In the centre of town, the buildings are sprouting. In the rich moist pollution-fertillised muck that gathers in every crack and crease, in the turds of pigeon and jackdaw, the seeds and scraps that have blown in on the wind from the untended banks and sidings, from the municipal planting and formal gardens, from the private spaces and public places, have put out happy roots and exploded into unruly life.
This ridiculously blousy building, veiled in anti-pigeon nets, and covered in fancy carvings, is doing particularly well, with a smart, glossy-leaved shrub sprouting from a high balcony, and the usual buddleia sprouting from a drainpipe. All along every ridge and wiggle, weeds are sprouting; happy sow thistles and dandelions. The anti-pigeon spikes create a punkish echo of the plants; nature is unwelcome here, but nevertheless invading; uprising; over-taking.
This time of the year, you turn your back on a plant, it grows. Everything disappears under wild green tumbles, precious plantlets smothered under wild swathes of geraniums and raspberries and passion flowers and hollyhocks and ivy and vines.

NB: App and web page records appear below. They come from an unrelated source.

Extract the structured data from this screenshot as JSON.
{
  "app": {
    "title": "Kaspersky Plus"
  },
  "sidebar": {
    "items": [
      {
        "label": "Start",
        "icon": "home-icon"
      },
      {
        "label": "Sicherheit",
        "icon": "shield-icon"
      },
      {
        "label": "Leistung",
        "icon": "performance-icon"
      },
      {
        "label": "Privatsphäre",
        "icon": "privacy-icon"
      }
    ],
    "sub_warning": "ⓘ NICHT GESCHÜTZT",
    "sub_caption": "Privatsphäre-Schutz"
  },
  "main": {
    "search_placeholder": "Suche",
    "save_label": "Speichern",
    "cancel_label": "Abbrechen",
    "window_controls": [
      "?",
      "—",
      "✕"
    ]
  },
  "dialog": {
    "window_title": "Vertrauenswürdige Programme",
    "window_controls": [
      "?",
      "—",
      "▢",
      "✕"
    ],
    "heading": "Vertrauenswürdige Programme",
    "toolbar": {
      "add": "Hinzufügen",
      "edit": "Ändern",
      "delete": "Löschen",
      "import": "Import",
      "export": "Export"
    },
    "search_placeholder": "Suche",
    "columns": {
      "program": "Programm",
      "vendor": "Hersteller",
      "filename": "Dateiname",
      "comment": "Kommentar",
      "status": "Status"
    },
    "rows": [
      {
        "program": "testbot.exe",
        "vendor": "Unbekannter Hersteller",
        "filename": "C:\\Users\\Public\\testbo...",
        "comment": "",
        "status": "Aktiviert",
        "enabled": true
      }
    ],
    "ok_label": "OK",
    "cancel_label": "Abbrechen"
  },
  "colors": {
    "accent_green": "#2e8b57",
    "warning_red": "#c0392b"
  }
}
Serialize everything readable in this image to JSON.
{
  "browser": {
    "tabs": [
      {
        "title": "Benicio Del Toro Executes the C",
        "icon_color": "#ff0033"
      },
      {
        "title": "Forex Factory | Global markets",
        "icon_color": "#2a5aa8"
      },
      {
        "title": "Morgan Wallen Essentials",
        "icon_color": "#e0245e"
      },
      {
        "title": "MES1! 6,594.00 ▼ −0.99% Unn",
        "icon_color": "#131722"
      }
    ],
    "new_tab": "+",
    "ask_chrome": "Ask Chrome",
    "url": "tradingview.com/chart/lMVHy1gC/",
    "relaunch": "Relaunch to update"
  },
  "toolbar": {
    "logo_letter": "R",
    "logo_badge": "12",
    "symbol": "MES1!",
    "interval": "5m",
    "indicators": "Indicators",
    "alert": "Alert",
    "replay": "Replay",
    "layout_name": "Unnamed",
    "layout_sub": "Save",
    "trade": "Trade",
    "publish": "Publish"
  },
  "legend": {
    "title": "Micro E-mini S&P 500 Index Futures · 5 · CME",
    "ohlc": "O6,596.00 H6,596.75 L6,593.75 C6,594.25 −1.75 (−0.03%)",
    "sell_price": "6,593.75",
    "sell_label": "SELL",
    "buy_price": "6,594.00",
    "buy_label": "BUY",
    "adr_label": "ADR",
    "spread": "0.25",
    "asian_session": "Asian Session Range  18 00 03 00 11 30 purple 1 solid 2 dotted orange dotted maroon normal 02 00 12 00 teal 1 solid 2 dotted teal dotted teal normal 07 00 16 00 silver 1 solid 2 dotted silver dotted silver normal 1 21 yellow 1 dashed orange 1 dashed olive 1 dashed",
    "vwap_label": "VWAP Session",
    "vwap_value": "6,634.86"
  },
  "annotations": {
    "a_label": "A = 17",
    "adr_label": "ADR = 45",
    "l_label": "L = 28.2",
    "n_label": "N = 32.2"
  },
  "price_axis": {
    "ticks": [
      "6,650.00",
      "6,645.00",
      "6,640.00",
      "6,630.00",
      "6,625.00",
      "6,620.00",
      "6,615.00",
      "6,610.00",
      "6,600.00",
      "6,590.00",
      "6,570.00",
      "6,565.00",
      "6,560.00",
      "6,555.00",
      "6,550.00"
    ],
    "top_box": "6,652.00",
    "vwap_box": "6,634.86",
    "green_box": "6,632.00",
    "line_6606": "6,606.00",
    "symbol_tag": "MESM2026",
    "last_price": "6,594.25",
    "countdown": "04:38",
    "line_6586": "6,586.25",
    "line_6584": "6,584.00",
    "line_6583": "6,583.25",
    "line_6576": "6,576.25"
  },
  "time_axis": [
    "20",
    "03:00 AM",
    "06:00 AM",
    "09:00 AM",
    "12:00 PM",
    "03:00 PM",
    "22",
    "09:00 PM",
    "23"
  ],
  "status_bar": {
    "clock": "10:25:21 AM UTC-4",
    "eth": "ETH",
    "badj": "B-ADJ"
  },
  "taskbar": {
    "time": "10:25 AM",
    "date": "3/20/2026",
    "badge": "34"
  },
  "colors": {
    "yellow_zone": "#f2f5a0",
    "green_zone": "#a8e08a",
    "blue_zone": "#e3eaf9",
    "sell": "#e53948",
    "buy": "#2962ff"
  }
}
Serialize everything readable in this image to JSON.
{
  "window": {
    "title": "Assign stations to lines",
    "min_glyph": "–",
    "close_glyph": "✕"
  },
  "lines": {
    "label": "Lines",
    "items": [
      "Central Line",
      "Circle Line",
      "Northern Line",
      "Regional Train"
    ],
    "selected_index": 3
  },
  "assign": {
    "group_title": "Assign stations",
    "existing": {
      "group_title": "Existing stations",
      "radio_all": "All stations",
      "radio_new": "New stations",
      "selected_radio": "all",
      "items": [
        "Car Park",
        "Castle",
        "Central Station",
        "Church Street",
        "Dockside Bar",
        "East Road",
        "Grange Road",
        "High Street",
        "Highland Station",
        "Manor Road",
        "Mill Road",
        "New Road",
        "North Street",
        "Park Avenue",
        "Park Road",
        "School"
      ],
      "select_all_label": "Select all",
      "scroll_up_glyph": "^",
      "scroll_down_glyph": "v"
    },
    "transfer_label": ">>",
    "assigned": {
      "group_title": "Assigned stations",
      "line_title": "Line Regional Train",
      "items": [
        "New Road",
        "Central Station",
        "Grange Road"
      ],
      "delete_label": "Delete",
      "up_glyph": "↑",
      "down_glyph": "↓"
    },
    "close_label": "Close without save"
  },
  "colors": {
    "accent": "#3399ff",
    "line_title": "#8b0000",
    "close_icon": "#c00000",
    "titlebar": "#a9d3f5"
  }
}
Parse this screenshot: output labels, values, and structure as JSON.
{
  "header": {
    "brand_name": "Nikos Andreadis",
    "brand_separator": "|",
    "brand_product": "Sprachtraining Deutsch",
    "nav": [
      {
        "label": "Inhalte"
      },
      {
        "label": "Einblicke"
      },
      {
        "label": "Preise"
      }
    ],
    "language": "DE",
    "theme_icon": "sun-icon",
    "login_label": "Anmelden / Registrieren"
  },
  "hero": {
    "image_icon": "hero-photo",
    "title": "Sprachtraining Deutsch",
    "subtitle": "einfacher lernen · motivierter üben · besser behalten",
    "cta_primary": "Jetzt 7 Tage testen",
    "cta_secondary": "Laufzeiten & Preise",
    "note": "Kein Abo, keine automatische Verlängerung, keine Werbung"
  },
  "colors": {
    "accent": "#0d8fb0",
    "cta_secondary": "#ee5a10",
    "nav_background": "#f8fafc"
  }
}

Or, at any rate, that's whatt's going on out back here, right now.